BEGIN RAW DATA
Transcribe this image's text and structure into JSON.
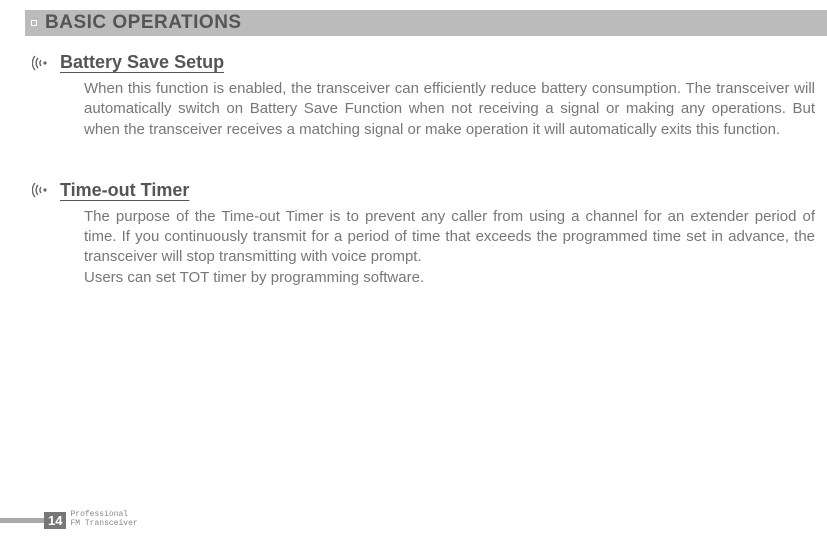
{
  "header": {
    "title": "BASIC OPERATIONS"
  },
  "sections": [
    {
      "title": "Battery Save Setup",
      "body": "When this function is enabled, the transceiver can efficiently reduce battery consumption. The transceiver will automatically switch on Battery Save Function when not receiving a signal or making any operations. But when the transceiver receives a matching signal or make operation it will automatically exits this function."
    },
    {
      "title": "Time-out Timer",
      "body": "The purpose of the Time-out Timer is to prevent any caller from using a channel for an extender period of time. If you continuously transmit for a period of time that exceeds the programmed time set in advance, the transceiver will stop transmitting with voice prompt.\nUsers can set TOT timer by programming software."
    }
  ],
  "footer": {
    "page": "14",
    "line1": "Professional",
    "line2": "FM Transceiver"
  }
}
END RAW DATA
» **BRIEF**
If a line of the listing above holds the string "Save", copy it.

» **EXERCISE RESULT**
      "title": "Battery Save Setup",
      "body": "When this function is enabled, the transceiver can efficiently reduce battery consumption. The transceiver will automatically switch on Battery Save Function when not receiving a signal or making any operations. But when the transceiver receives a matching signal or make operation it will automatically exits this function."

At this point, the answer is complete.